- Requirement: Within the listing, each line that has the string "text" should be copied.

○ ○ ○ ○ ○

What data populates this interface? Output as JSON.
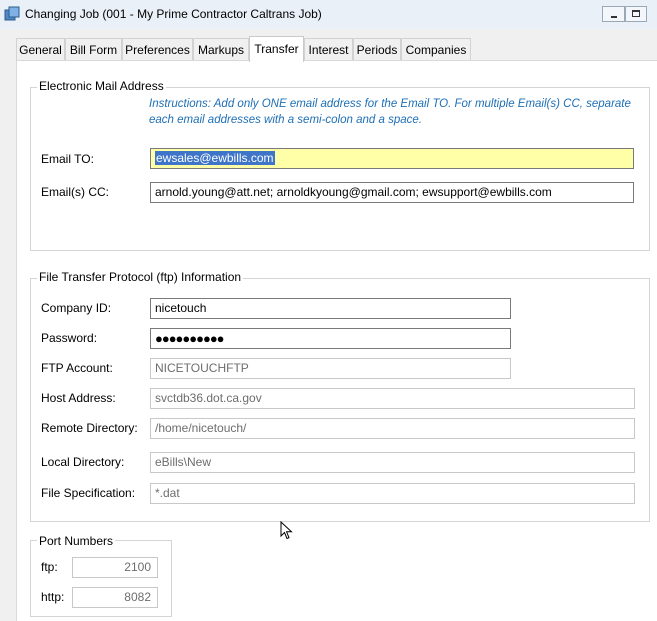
{
  "window": {
    "title": "Changing Job  (001 - My Prime Contractor Caltrans Job)"
  },
  "tabs": [
    {
      "label": "General"
    },
    {
      "label": "Bill Form"
    },
    {
      "label": "Preferences"
    },
    {
      "label": "Markups"
    },
    {
      "label": "Transfer"
    },
    {
      "label": "Interest"
    },
    {
      "label": "Periods"
    },
    {
      "label": "Companies"
    }
  ],
  "active_tab": "Transfer",
  "email": {
    "legend": "Electronic Mail Address",
    "instructions_line1": "Instructions: Add only ONE email address for the Email TO. For multiple Email(s) CC, separate",
    "instructions_line2": "each email addresses with a semi-colon and a space.",
    "to_label": "Email TO:",
    "to_value": "ewsales@ewbills.com",
    "cc_label": "Email(s) CC:",
    "cc_value": "arnold.young@att.net; arnoldkyoung@gmail.com; ewsupport@ewbills.com"
  },
  "ftp": {
    "legend": "File Transfer Protocol (ftp) Information",
    "company_id_label": "Company ID:",
    "company_id_value": "nicetouch",
    "password_label": "Password:",
    "password_value": "●●●●●●●●●●",
    "ftp_account_label": "FTP Account:",
    "ftp_account_value": "NICETOUCHFTP",
    "host_label": "Host Address:",
    "host_value": "svctdb36.dot.ca.gov",
    "remote_dir_label": "Remote Directory:",
    "remote_dir_value": "/home/nicetouch/",
    "local_dir_label": "Local Directory:",
    "local_dir_value": "eBills\\New",
    "file_spec_label": "File Specification:",
    "file_spec_value": "*.dat"
  },
  "ports": {
    "legend": "Port Numbers",
    "ftp_label": "ftp:",
    "ftp_value": "2100",
    "http_label": "http:",
    "http_value": "8082"
  }
}
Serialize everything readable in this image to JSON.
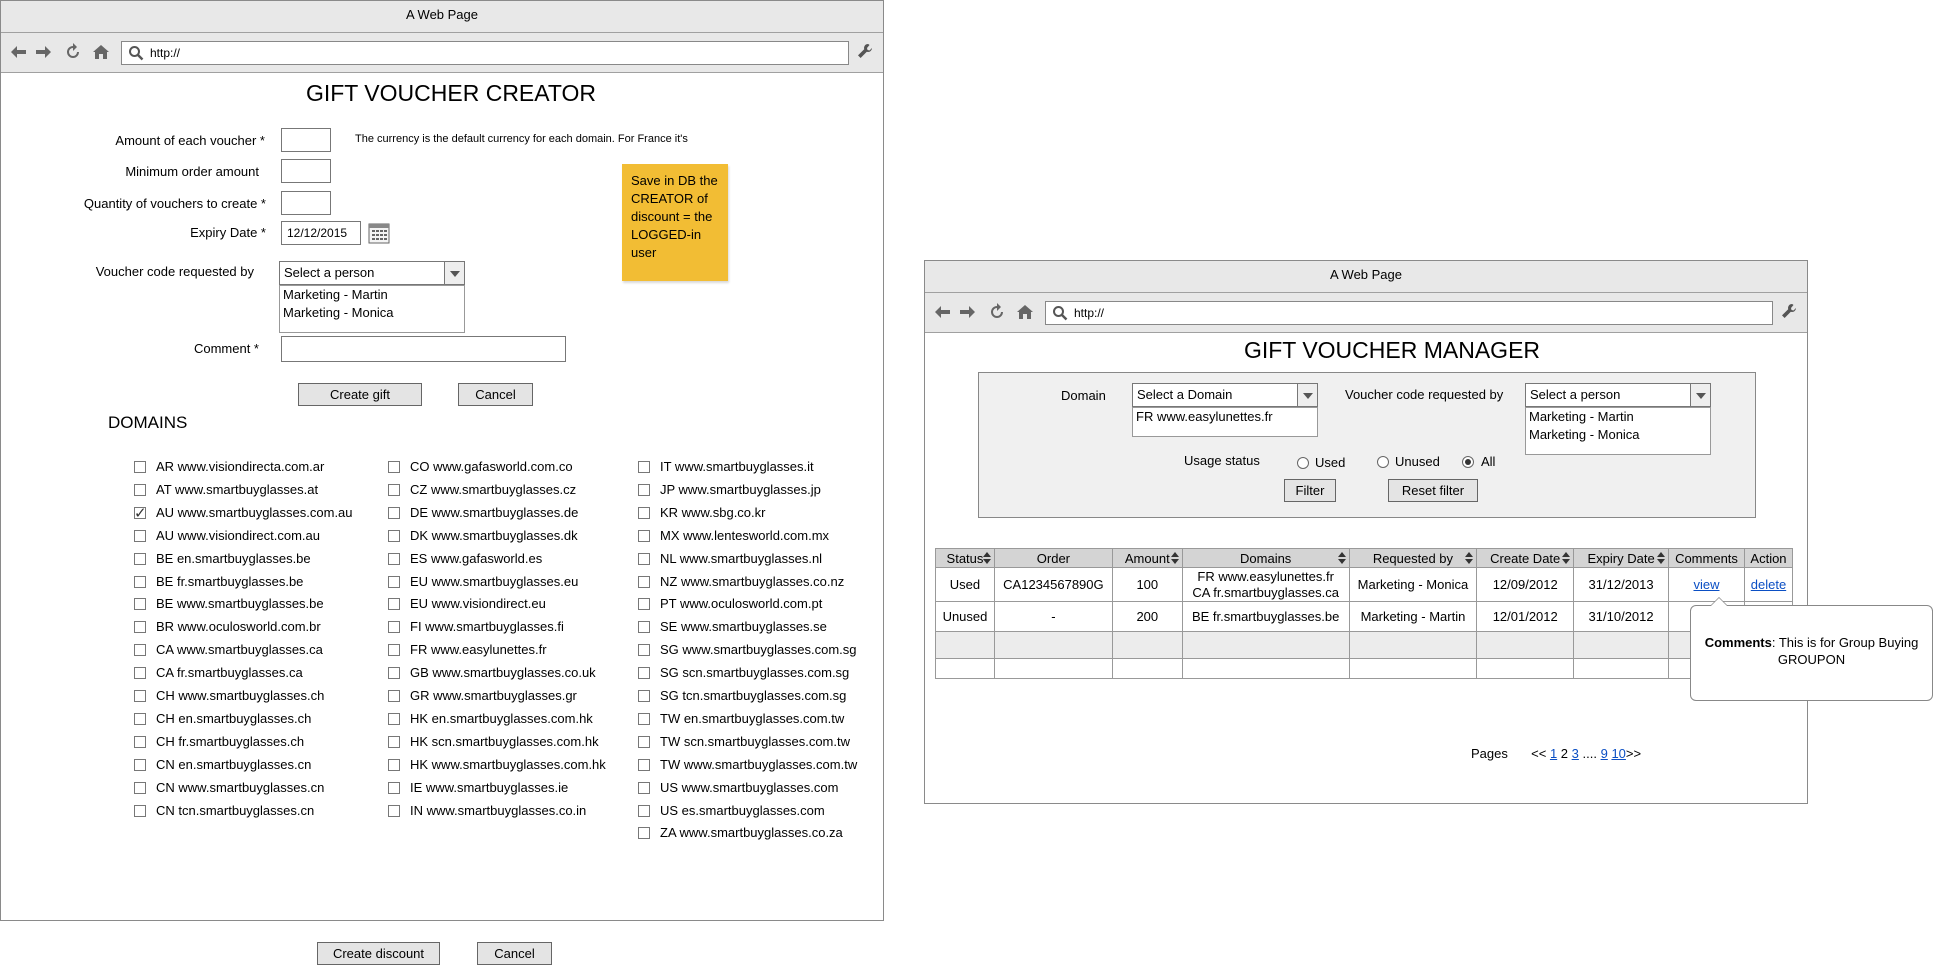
{
  "creator": {
    "window_title": "A Web Page",
    "url": "http://",
    "heading": "GIFT VOUCHER CREATOR",
    "fields": {
      "amount_label": "Amount of each voucher *",
      "amount_value": "",
      "currency_note": "The currency is the default currency for each domain. For France it's",
      "min_order_label": "Minimum order amount",
      "min_order_value": "",
      "quantity_label": "Quantity of vouchers to create *",
      "quantity_value": "",
      "expiry_label": "Expiry Date *",
      "expiry_value": "12/12/2015",
      "requested_by_label": "Voucher code requested by",
      "requested_by_selected": "Select a person",
      "requested_by_options": [
        "Marketing - Martin",
        "Marketing - Monica"
      ],
      "comment_label": "Comment *",
      "comment_value": ""
    },
    "note": "Save in DB the CREATOR of discount = the LOGGED-in user",
    "note_color": "#f2bd34",
    "create_gift_label": "Create gift",
    "cancel_label": "Cancel",
    "domains_heading": "DOMAINS",
    "domains": {
      "col1": [
        {
          "label": "AR www.visiondirecta.com.ar",
          "checked": false
        },
        {
          "label": "AT www.smartbuyglasses.at",
          "checked": false
        },
        {
          "label": "AU www.smartbuyglasses.com.au",
          "checked": true
        },
        {
          "label": "AU www.visiondirect.com.au",
          "checked": false
        },
        {
          "label": "BE en.smartbuyglasses.be",
          "checked": false
        },
        {
          "label": "BE fr.smartbuyglasses.be",
          "checked": false
        },
        {
          "label": "BE www.smartbuyglasses.be",
          "checked": false
        },
        {
          "label": "BR www.oculosworld.com.br",
          "checked": false
        },
        {
          "label": "CA www.smartbuyglasses.ca",
          "checked": false
        },
        {
          "label": "CA fr.smartbuyglasses.ca",
          "checked": false
        },
        {
          "label": "CH www.smartbuyglasses.ch",
          "checked": false
        },
        {
          "label": "CH en.smartbuyglasses.ch",
          "checked": false
        },
        {
          "label": "CH fr.smartbuyglasses.ch",
          "checked": false
        },
        {
          "label": "CN en.smartbuyglasses.cn",
          "checked": false
        },
        {
          "label": "CN www.smartbuyglasses.cn",
          "checked": false
        },
        {
          "label": "CN tcn.smartbuyglasses.cn",
          "checked": false
        }
      ],
      "col2": [
        {
          "label": "CO www.gafasworld.com.co",
          "checked": false
        },
        {
          "label": "CZ www.smartbuyglasses.cz",
          "checked": false
        },
        {
          "label": "DE www.smartbuyglasses.de",
          "checked": false
        },
        {
          "label": "DK www.smartbuyglasses.dk",
          "checked": false
        },
        {
          "label": "ES www.gafasworld.es",
          "checked": false
        },
        {
          "label": "EU www.smartbuyglasses.eu",
          "checked": false
        },
        {
          "label": "EU www.visiondirect.eu",
          "checked": false
        },
        {
          "label": "FI www.smartbuyglasses.fi",
          "checked": false
        },
        {
          "label": "FR www.easylunettes.fr",
          "checked": false
        },
        {
          "label": "GB www.smartbuyglasses.co.uk",
          "checked": false
        },
        {
          "label": "GR www.smartbuyglasses.gr",
          "checked": false
        },
        {
          "label": "HK en.smartbuyglasses.com.hk",
          "checked": false
        },
        {
          "label": "HK scn.smartbuyglasses.com.hk",
          "checked": false
        },
        {
          "label": "HK www.smartbuyglasses.com.hk",
          "checked": false
        },
        {
          "label": "IE www.smartbuyglasses.ie",
          "checked": false
        },
        {
          "label": "IN www.smartbuyglasses.co.in",
          "checked": false
        }
      ],
      "col3": [
        {
          "label": "IT www.smartbuyglasses.it",
          "checked": false
        },
        {
          "label": "JP www.smartbuyglasses.jp",
          "checked": false
        },
        {
          "label": "KR www.sbg.co.kr",
          "checked": false
        },
        {
          "label": "MX www.lentesworld.com.mx",
          "checked": false
        },
        {
          "label": "NL www.smartbuyglasses.nl",
          "checked": false
        },
        {
          "label": "NZ www.smartbuyglasses.co.nz",
          "checked": false
        },
        {
          "label": "PT www.oculosworld.com.pt",
          "checked": false
        },
        {
          "label": "SE www.smartbuyglasses.se",
          "checked": false
        },
        {
          "label": "SG www.smartbuyglasses.com.sg",
          "checked": false
        },
        {
          "label": "SG scn.smartbuyglasses.com.sg",
          "checked": false
        },
        {
          "label": "SG tcn.smartbuyglasses.com.sg",
          "checked": false
        },
        {
          "label": "TW en.smartbuyglasses.com.tw",
          "checked": false
        },
        {
          "label": "TW scn.smartbuyglasses.com.tw",
          "checked": false
        },
        {
          "label": "TW www.smartbuyglasses.com.tw",
          "checked": false
        },
        {
          "label": "US www.smartbuyglasses.com",
          "checked": false
        },
        {
          "label": "US es.smartbuyglasses.com",
          "checked": false
        },
        {
          "label": "ZA www.smartbuyglasses.co.za",
          "checked": false
        }
      ]
    },
    "create_discount_label": "Create discount",
    "cancel2_label": "Cancel"
  },
  "manager": {
    "window_title": "A Web Page",
    "url": "http://",
    "heading": "GIFT VOUCHER MANAGER",
    "filter": {
      "domain_label": "Domain",
      "domain_selected": "Select a Domain",
      "domain_options": [
        "FR www.easylunettes.fr"
      ],
      "requested_by_label": "Voucher code requested by",
      "requested_by_selected": "Select a person",
      "requested_by_options": [
        "Marketing - Martin",
        "Marketing - Monica"
      ],
      "usage_label": "Usage status",
      "usage_options": [
        {
          "label": "Used",
          "selected": false
        },
        {
          "label": "Unused",
          "selected": false
        },
        {
          "label": "All",
          "selected": true
        }
      ],
      "filter_button": "Filter",
      "reset_button": "Reset filter"
    },
    "table": {
      "columns": [
        {
          "label": "Status",
          "sortable": true
        },
        {
          "label": "Order",
          "sortable": false
        },
        {
          "label": "Amount",
          "sortable": true
        },
        {
          "label": "Domains",
          "sortable": true
        },
        {
          "label": "Requested by",
          "sortable": true
        },
        {
          "label": "Create Date",
          "sortable": true
        },
        {
          "label": "Expiry Date",
          "sortable": true
        },
        {
          "label": "Comments",
          "sortable": false
        },
        {
          "label": "Action",
          "sortable": false
        }
      ],
      "rows": [
        {
          "status": "Used",
          "order": "CA1234567890G",
          "amount": "100",
          "domains": [
            "FR www.easylunettes.fr",
            "CA fr.smartbuyglasses.ca"
          ],
          "requested_by": "Marketing - Monica",
          "create_date": "12/09/2012",
          "expiry_date": "31/12/2013",
          "comments": "view",
          "action": "delete"
        },
        {
          "status": "Unused",
          "order": "-",
          "amount": "200",
          "domains": [
            "BE fr.smartbuyglasses.be"
          ],
          "requested_by": "Marketing - Martin",
          "create_date": "12/01/2012",
          "expiry_date": "31/10/2012",
          "comments": "",
          "action": ""
        }
      ]
    },
    "tooltip": {
      "title": "Comments",
      "text": ": This is for Group Buying GROUPON"
    },
    "pager": {
      "label": "Pages",
      "prev": "<<",
      "current": "1",
      "p2": "2",
      "p3": "3",
      "ellipsis": "....",
      "p9": "9",
      "p10": "10",
      "next": ">>"
    }
  }
}
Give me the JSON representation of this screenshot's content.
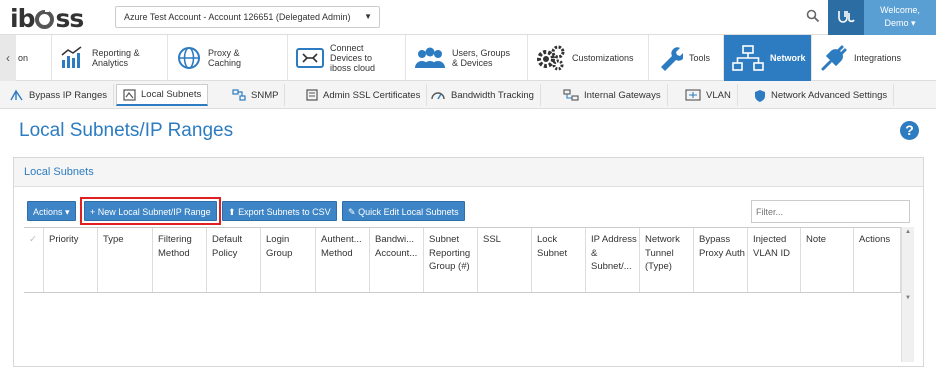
{
  "logo": "iboss",
  "account": {
    "label": "Azure Test Account - Account 126651 (Delegated Admin)"
  },
  "user": {
    "initials": "Ш",
    "welcome": "Welcome,",
    "name": "Demo"
  },
  "main_nav": [
    {
      "label": "on"
    },
    {
      "label": "Reporting &\nAnalytics"
    },
    {
      "label": "Proxy &\nCaching"
    },
    {
      "label": "Connect\nDevices to\niboss cloud"
    },
    {
      "label": "Users, Groups\n& Devices"
    },
    {
      "label": "Customizations"
    },
    {
      "label": "Tools"
    },
    {
      "label": "Network"
    },
    {
      "label": "Integrations"
    }
  ],
  "sub_nav": [
    {
      "label": "Bypass IP Ranges"
    },
    {
      "label": "Local Subnets"
    },
    {
      "label": "SNMP"
    },
    {
      "label": "Admin SSL Certificates"
    },
    {
      "label": "Bandwidth Tracking"
    },
    {
      "label": "Internal Gateways"
    },
    {
      "label": "VLAN"
    },
    {
      "label": "Network Advanced Settings"
    }
  ],
  "page": {
    "title": "Local Subnets/IP Ranges",
    "help": "?"
  },
  "panel": {
    "title": "Local Subnets"
  },
  "toolbar": {
    "actions": "Actions ▾",
    "new_subnet": "+ New Local Subnet/IP Range",
    "export": "Export Subnets to CSV",
    "quick_edit": "Quick Edit Local Subnets",
    "filter_placeholder": "Filter..."
  },
  "columns": [
    "Priority",
    "Type",
    "Filtering Method",
    "Default Policy",
    "Login Group",
    "Authent... Method",
    "Bandwi... Account...",
    "Subnet Reporting Group (#)",
    "SSL",
    "Lock Subnet",
    "IP Address & Subnet/...",
    "Network Tunnel (Type)",
    "Bypass Proxy Auth",
    "Injected VLAN ID",
    "Note",
    "Actions"
  ],
  "colors": {
    "accent": "#2d7cc1",
    "highlight": "#e02020"
  }
}
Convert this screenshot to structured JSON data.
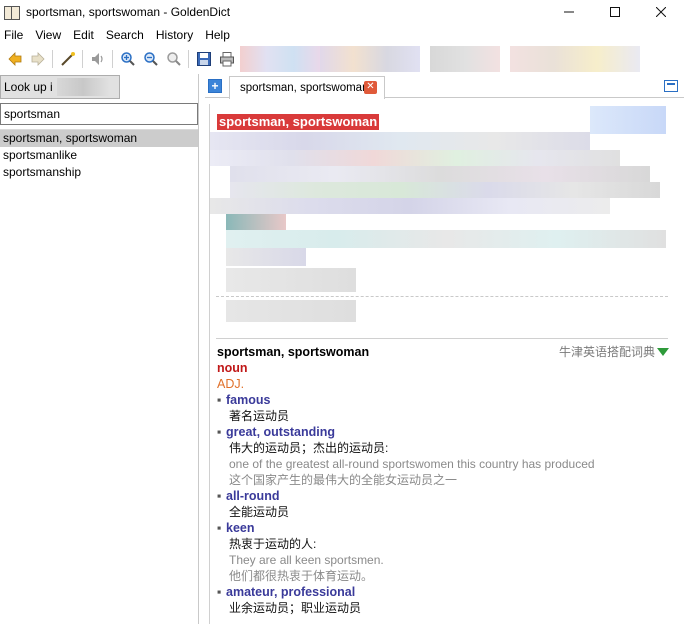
{
  "window": {
    "title": "sportsman, sportswoman - GoldenDict"
  },
  "menu": [
    "File",
    "View",
    "Edit",
    "Search",
    "History",
    "Help"
  ],
  "left": {
    "lookup_label": "Look up i",
    "search_value": "sportsman",
    "words": [
      "sportsman, sportswoman",
      "sportsmanlike",
      "sportsmanship"
    ]
  },
  "tab": {
    "label": "sportsman, sportswoman"
  },
  "article": {
    "first_headword": "sportsman, sportswoman",
    "entry": {
      "headword": "sportsman, sportswoman",
      "dictionary": "牛津英语搭配词典",
      "pos": "noun",
      "section": "ADJ.",
      "collocations": [
        {
          "word": "famous",
          "lines": [
            {
              "text": "著名运动员",
              "style": "zh"
            }
          ]
        },
        {
          "word": "great, outstanding",
          "lines": [
            {
              "text": "伟大的运动员；杰出的运动员:",
              "style": "zh"
            },
            {
              "text": "one of the greatest all-round sportswomen this country has produced",
              "style": "ex"
            },
            {
              "text": "这个国家产生的最伟大的全能女运动员之一",
              "style": "ex"
            }
          ]
        },
        {
          "word": "all-round",
          "lines": [
            {
              "text": "全能运动员",
              "style": "zh"
            }
          ]
        },
        {
          "word": "keen",
          "lines": [
            {
              "text": "热衷于运动的人:",
              "style": "zh"
            },
            {
              "text": "They are all keen sportsmen.",
              "style": "ex"
            },
            {
              "text": "他们都很热衷于体育运动。",
              "style": "ex"
            }
          ]
        },
        {
          "word": "amateur, professional",
          "lines": [
            {
              "text": "业余运动员；职业运动员",
              "style": "zh"
            }
          ]
        }
      ]
    }
  },
  "colors": {
    "highlight": "#d93a3a",
    "pos": "#c01818",
    "section": "#e0702a",
    "keyword": "#3a3a9a",
    "example": "#8a8a8a"
  }
}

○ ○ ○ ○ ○

- Output of the exercise:
      "text": ": This is for Group Buying GROUPON"
              "text": "著名运动员",
              "text": "伟大的运动员；杰出的运动员:",
              "text": "one of the greatest all-round sportswomen this country has produced",
              "text": "这个国家产生的最伟大的全能女运动员之一",
              "text": "全能运动员",
              "text": "热衷于运动的人:",
              "text": "They are all keen sportsmen.",
              "text": "他们都很热衷于体育运动。",
              "text": "业余运动员；职业运动员",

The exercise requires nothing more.